Thanks for participating in this unique joint effort. Let the questions commence!

**Wrap: Winners of a copy of Hoosier Daddy …OR a book of your choice from Ann McMan,will be selected by a random pick of the commenters. I have asked Ann and Salem to select the most interesting Question from either set of responses for a copy of Balefire. Winners will be announced Friday Jan 9th at 8 PM EST.

Turkey, Thanksgiving, and Chocolate Silk Pie…oh my

from my house to yours…


It’s hard to believe November’s over, well nearly. October was so busy with traveling, and the first part of November finishing up Balefire, while simultaneously doing a NaNoWriMo novella.

Happily, Balefire is available and doing well. The novella is finished and will hopefully be unavailable around Christmas—fingers crossed. The story for the novella stems from a comment Kirin makes at the end of the book and a suggestion by my editor. Essentially, the novella picks up several months after the story ends. It essentially finds the two protagonists joyfully working in the tropical splendor of Belize. Their three months sabbatical is coming to a close and it’s time for them to make some decisions about their lives.

Silke has a plan and Kirin has a problem. Both will be resolved by the time the story ends.

This was a fun little exercise for me. I had no plans to continue the story, but as I said there was one line that begged for embellishment. Ergo, a story was born. The switchbacks and plot points that popped up were complete surprise, and a couple of times I wasn’t sure how to get out of them. But I trust the process, and they worked out.

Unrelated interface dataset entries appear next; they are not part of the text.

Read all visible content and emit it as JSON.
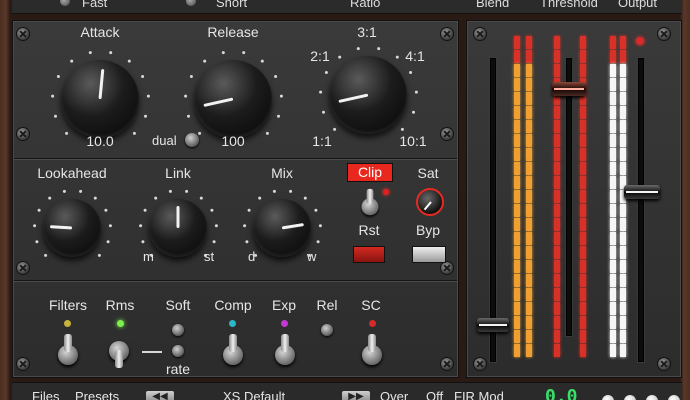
{
  "top_strip": {
    "fast_label": "Fast",
    "short_label": "Short",
    "ratio_label": "Ratio",
    "blend_label": "Blend",
    "threshold_label": "Threshold",
    "output_label": "Output"
  },
  "row1": {
    "attack": {
      "label": "Attack",
      "value": "10.0",
      "level": 0.52
    },
    "release": {
      "label": "Release",
      "value": "100",
      "dual_label": "dual",
      "level": 0.12
    },
    "ratio": {
      "label_top": "3:1",
      "label_left": "2:1",
      "label_right": "4:1",
      "label_bl": "1:1",
      "label_br": "10:1",
      "level": 0.12
    }
  },
  "row2": {
    "lookahead": {
      "label": "Lookahead",
      "level": 0.18
    },
    "link": {
      "label": "Link",
      "min_label": "m",
      "max_label": "st",
      "level": 0.5
    },
    "mix": {
      "label": "Mix",
      "min_label": "d",
      "max_label": "w",
      "level": 0.8
    },
    "clip": {
      "label": "Clip",
      "rst_label": "Rst",
      "clip_color": "#e8281e"
    },
    "sat": {
      "label": "Sat",
      "byp_label": "Byp"
    }
  },
  "row3": {
    "filters_label": "Filters",
    "rms_label": "Rms",
    "soft_label": "Soft",
    "rate_label": "rate",
    "comp_label": "Comp",
    "exp_label": "Exp",
    "rel_label": "Rel",
    "sc_label": "SC",
    "led_colors": {
      "filters": "#c8b43a",
      "rms": "#7cf04a",
      "comp": "#2ab8c8",
      "exp": "#c23ad0",
      "sc": "#d42a2a"
    }
  },
  "meters": {
    "blend_level": 0.08,
    "threshold_level": 0.9,
    "output_level": 0.54,
    "colors": {
      "orange": "#f0a030",
      "red": "#d83228",
      "white": "#f6f6f6"
    }
  },
  "bottom_bar": {
    "files_label": "Files",
    "presets_label": "Presets",
    "prev_icon": "◀◀",
    "preset_name": "XS Default",
    "next_icon": "▶▶",
    "over_label": "Over",
    "off_label": "Off",
    "fir_label": "FIR Mod",
    "readout": "0.0"
  }
}
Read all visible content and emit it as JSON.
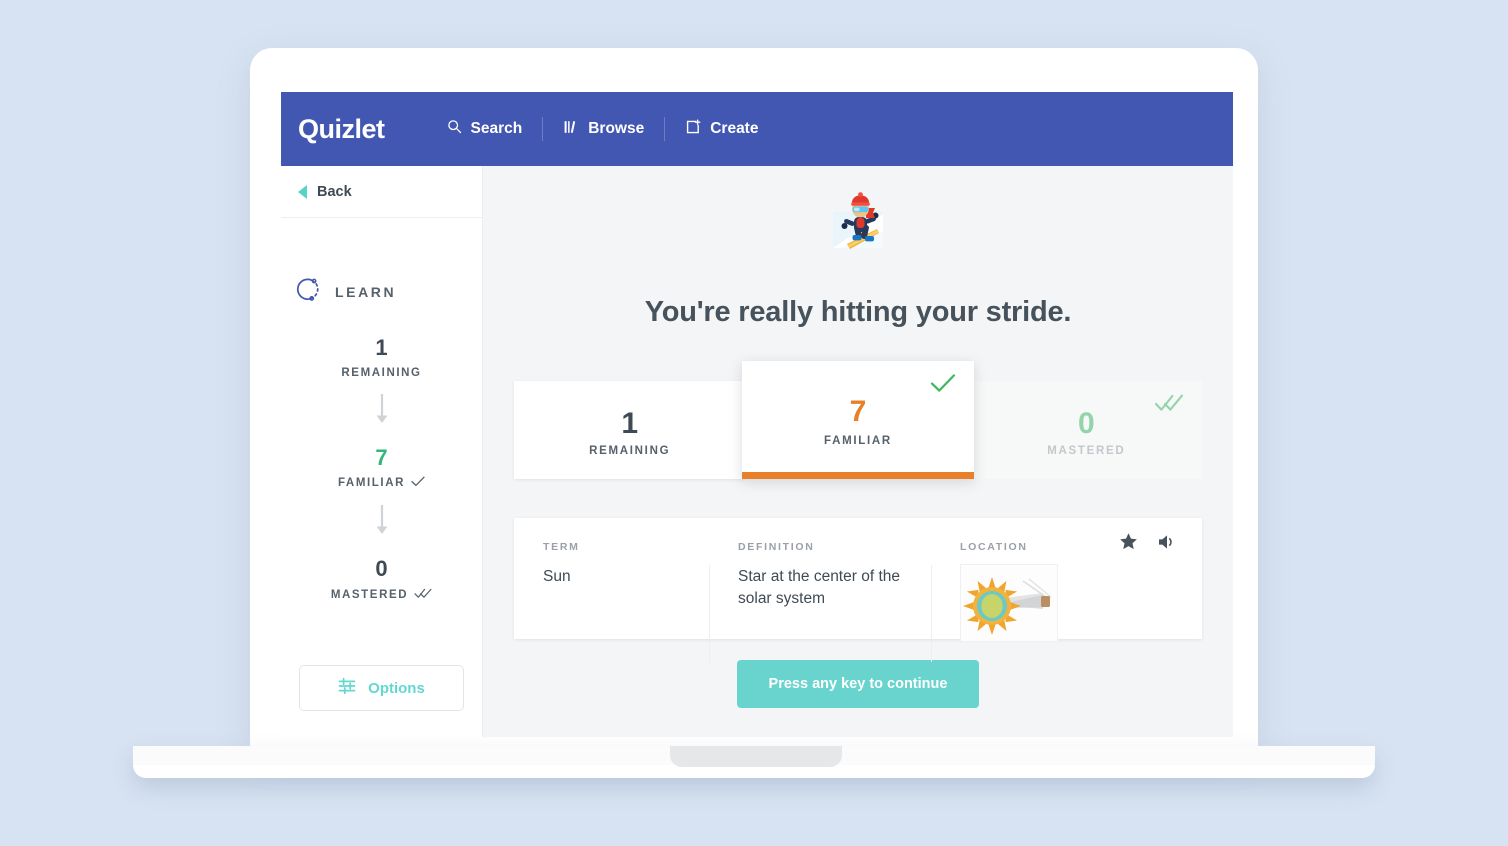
{
  "nav": {
    "brand": "Quizlet",
    "items": [
      {
        "label": "Search",
        "icon": "search-icon"
      },
      {
        "label": "Browse",
        "icon": "browse-icon"
      },
      {
        "label": "Create",
        "icon": "create-icon"
      }
    ]
  },
  "sidebar": {
    "back_label": "Back",
    "mode_label": "LEARN",
    "mode_icon": "learn-circle-icon",
    "progress": [
      {
        "value": "1",
        "label": "REMAINING",
        "color": "#3f4a54",
        "tick": "none"
      },
      {
        "value": "7",
        "label": "FAMILIAR",
        "color": "#32b67a",
        "tick": "single-check"
      },
      {
        "value": "0",
        "label": "MASTERED",
        "color": "#3f4a54",
        "tick": "double-check"
      }
    ],
    "options_label": "Options",
    "options_icon": "sliders-icon"
  },
  "main": {
    "hero_emoji": "snowboarder-emoji",
    "headline": "You're really hitting your stride.",
    "cards": [
      {
        "value": "1",
        "label": "REMAINING",
        "state": "default",
        "tick": "none"
      },
      {
        "value": "7",
        "label": "FAMILIAR",
        "state": "active",
        "tick": "single-check"
      },
      {
        "value": "0",
        "label": "MASTERED",
        "state": "muted",
        "tick": "double-check"
      }
    ],
    "term_row": {
      "headers": {
        "term": "TERM",
        "definition": "DEFINITION",
        "location": "LOCATION"
      },
      "term": "Sun",
      "definition": "Star at the center of the solar system",
      "location_image": "sun-diagram-image",
      "star_icon": "star-icon",
      "audio_icon": "speaker-icon"
    },
    "continue_label": "Press any key to continue"
  },
  "colors": {
    "brand_blue": "#4257b2",
    "teal": "#69d4cd",
    "orange": "#e8802b",
    "green": "#32b67a",
    "page_bg": "#d7e3f2"
  }
}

Since Nano is 50K words, and the novella was only about 44,000 words, I’ve been cobbling together the pre story for Zeke Cabot. If you recall in our last two episodes, the intrepid Zeke Cabot continues to struggle with the nefarious effects of her PTSD—which continues to be the elephant in the room. Of course, I am privy to the fact that she will, whether she likes it or not, be receiving treatment in book four. And I hadn’t given that much thought until recently, when I realized that I have been working with Zeke as a character for almost 15 years. But I know very little about her life prior to her time in Chicago. In order for her to get better, I had to know what “better” is for her. So I have taken her back to one year after Quantico when she is a fresh faced, enthusiastic, and patriotic young special agent. Young, single and living the high life in Washington, DC.

It’s a fun ride.

I’m going to take a break next week and visit friends for a few days of R & R—Rest and Ribaldry, and perhaps an adult beverage or two. When I return refreshed, I will jump into the revisions for book three of the damaged series, Dispatched with Intent. In which, murder and mayhem will commence.

I will also be offering free copies of Balefire on a Goodreads giveaway. Stay tuned.

And I would like to take this opportunity to thank everyone who has bought, commented, reviewed, or promoted my work. You have made my dream job all the better for your support.